Yeah, you know where this is heading.

Last night, we gathered on our bed and had us a family meeting– Master 8, his Mum, and me. And we’ve decided that it’s time to formalise the teaching arrangement that’s been forced upon us over the last 12-odd weeks. From now until the condition clears, at the minimum, we’ll be formally home schooling him. Even if he went back to school, the chances of him passing Year 3 were touch and go. More time away will only confirm the need to repeat.
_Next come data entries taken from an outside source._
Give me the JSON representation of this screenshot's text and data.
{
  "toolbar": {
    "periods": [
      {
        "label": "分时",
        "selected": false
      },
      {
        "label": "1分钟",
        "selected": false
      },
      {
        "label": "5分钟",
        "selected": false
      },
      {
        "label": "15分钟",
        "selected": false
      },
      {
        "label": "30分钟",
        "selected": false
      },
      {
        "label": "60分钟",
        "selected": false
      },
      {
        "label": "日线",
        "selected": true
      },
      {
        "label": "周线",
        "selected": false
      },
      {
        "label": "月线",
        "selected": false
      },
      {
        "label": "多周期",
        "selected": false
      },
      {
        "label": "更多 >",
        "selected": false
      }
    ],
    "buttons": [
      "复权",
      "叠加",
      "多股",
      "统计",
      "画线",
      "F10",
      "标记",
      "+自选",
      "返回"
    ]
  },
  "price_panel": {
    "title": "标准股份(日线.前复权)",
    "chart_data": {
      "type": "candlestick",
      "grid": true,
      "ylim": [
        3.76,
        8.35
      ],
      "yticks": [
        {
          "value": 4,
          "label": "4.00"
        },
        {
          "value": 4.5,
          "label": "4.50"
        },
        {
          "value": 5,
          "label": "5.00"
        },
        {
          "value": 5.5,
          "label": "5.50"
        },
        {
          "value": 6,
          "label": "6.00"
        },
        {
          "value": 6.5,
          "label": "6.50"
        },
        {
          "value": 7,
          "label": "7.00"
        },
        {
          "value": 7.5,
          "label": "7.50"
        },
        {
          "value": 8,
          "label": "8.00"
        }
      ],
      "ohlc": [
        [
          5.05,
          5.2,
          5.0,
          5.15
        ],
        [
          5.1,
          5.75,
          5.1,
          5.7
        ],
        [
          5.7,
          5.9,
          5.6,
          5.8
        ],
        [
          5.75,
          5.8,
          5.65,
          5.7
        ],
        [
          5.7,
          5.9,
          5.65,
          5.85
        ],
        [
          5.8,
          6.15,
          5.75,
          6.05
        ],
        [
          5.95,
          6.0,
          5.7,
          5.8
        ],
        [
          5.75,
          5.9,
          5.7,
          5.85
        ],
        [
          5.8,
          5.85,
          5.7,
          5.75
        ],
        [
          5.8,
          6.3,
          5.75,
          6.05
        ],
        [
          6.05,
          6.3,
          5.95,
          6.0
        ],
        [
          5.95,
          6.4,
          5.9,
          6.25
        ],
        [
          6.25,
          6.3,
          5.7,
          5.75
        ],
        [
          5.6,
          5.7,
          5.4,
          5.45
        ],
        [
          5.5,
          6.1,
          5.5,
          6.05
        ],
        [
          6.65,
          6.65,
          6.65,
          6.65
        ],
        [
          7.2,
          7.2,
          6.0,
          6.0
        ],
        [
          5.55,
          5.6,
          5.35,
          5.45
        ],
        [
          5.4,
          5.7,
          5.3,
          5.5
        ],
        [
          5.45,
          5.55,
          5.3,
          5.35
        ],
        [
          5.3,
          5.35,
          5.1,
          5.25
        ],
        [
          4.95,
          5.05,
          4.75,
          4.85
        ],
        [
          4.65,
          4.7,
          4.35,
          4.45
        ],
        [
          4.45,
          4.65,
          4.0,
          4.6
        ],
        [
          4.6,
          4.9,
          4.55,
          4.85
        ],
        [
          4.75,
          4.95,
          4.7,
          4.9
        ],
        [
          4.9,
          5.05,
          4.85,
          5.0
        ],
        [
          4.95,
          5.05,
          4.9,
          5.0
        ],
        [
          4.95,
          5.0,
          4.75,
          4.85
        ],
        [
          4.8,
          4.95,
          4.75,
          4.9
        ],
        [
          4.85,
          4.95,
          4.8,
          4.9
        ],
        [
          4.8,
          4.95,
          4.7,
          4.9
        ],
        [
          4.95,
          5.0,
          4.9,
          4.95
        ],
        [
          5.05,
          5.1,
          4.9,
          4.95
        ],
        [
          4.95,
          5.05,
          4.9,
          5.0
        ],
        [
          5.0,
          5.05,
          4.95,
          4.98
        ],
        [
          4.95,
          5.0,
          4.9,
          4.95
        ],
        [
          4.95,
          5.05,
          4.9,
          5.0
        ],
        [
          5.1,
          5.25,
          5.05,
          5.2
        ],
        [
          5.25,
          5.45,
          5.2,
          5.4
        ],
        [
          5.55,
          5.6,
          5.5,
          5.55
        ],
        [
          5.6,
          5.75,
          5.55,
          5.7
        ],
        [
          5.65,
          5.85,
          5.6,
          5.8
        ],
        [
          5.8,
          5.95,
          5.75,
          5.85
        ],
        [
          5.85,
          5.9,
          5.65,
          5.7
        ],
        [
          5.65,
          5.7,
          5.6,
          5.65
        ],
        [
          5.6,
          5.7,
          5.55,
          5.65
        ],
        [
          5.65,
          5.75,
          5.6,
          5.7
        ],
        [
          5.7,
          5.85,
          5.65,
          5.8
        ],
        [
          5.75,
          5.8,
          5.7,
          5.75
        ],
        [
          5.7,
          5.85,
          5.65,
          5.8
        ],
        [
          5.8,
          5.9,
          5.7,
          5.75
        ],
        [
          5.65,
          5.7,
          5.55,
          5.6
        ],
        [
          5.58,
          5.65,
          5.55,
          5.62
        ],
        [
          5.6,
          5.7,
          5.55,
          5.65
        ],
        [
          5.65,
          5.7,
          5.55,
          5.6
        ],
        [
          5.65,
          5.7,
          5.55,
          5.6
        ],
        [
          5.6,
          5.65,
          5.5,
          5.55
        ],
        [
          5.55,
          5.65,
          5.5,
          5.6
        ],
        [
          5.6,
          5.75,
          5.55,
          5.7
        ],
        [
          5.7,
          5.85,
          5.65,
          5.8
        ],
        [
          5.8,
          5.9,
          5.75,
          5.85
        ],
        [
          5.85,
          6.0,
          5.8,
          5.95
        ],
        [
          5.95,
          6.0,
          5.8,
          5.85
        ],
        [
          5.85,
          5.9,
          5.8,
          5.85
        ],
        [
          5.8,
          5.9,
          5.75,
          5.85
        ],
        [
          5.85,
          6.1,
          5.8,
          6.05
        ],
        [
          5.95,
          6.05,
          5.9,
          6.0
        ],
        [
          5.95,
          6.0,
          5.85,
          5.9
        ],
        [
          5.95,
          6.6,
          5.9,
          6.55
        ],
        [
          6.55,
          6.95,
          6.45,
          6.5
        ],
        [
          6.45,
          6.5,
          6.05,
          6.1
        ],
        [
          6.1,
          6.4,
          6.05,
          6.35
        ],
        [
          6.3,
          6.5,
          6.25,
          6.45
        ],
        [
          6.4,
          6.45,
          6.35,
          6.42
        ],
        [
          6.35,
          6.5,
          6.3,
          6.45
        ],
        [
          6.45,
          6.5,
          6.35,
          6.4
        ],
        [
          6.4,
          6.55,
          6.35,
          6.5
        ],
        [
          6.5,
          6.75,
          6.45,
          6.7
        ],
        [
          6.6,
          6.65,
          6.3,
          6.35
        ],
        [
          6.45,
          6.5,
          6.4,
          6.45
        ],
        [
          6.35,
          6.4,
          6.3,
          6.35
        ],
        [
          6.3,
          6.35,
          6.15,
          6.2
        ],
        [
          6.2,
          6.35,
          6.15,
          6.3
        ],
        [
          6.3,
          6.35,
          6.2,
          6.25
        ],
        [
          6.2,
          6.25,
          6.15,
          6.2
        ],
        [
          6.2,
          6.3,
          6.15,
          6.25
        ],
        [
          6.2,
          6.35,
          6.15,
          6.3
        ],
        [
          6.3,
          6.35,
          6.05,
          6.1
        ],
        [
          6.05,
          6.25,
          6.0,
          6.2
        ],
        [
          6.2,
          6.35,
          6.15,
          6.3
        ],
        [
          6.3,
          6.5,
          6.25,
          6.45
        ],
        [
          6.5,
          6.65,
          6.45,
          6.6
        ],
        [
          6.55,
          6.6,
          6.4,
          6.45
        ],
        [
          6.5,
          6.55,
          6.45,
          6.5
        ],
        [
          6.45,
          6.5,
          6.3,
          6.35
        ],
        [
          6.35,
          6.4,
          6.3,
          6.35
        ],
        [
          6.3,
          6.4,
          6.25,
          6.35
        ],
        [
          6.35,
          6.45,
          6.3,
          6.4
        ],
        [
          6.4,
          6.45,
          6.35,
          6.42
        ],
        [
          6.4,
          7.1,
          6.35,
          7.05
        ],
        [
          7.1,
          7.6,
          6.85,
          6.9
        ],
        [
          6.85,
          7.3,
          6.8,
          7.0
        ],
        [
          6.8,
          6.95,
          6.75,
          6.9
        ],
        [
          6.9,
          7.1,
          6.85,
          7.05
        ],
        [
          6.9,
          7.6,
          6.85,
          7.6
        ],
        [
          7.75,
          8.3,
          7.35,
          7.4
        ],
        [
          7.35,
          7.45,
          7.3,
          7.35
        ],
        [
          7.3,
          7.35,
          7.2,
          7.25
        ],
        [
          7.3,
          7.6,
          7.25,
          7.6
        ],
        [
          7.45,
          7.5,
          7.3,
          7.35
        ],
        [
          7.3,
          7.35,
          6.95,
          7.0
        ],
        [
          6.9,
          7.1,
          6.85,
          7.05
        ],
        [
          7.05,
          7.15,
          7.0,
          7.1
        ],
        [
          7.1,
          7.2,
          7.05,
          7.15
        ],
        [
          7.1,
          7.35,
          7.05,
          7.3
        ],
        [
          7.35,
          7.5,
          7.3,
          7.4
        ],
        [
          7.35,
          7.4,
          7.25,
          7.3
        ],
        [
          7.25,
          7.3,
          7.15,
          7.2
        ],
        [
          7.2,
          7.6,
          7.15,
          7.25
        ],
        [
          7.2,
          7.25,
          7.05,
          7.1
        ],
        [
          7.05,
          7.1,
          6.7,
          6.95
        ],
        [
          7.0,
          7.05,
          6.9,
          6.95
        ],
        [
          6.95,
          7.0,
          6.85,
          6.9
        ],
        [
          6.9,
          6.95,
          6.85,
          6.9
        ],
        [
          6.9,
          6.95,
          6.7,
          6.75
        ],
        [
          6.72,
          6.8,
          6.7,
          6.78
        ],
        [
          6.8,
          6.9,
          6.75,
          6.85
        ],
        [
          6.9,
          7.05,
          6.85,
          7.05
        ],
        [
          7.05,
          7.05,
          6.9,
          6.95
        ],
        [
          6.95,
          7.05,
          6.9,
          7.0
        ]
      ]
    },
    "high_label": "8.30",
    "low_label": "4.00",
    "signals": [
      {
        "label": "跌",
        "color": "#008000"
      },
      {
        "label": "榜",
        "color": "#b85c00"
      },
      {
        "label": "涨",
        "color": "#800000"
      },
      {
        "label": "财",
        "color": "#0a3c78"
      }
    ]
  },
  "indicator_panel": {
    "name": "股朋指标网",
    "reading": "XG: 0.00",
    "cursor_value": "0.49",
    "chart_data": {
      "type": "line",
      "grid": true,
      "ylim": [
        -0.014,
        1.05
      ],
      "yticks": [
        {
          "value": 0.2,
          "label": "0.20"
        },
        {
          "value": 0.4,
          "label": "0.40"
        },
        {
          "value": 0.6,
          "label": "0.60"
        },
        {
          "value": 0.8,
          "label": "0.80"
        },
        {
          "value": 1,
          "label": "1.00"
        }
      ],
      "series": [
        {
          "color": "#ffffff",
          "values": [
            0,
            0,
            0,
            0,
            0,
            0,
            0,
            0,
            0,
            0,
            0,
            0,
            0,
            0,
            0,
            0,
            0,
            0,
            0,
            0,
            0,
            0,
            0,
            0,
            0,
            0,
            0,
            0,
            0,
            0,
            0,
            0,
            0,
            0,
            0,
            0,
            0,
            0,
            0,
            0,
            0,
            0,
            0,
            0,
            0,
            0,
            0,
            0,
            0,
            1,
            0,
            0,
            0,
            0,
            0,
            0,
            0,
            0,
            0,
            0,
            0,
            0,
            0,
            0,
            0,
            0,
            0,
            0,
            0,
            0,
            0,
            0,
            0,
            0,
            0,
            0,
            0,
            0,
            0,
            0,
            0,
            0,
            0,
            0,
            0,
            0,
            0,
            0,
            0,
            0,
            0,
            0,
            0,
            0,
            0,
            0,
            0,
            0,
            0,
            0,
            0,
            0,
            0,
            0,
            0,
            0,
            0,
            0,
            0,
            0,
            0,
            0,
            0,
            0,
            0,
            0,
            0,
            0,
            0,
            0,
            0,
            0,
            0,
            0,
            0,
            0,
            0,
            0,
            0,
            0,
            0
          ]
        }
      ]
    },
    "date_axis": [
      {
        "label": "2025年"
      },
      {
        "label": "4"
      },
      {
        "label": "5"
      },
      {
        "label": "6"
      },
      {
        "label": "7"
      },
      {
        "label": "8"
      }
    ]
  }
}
At home, he’ll get the attention, focus and targeted goal-setting that will give him the best chance to continue his education with the minimum of disruption. 10 puke-breaks a day are more easily accommodated when you’re sat round the kitchen table with your Mum.

There’s a lot of running around to be done: associations to be contacted; permissions signed; forms and letters and probably blood, sperm and third-eye aqueous humour samples to be given; but it’s the right decision, and gives him a chance to have a normal schooling life that takes his condition into account.

Thankfully, he’s a boy with a sense of adventure, and he’s set himself to see the possibilities in the arrangement– ‘school schools’ don’t hit the zoo, the beach, the museum or the public libraries anywhere near as much as home schools do, so he tells us….

Sometimes, wanting the best for your children makes your chest too tight.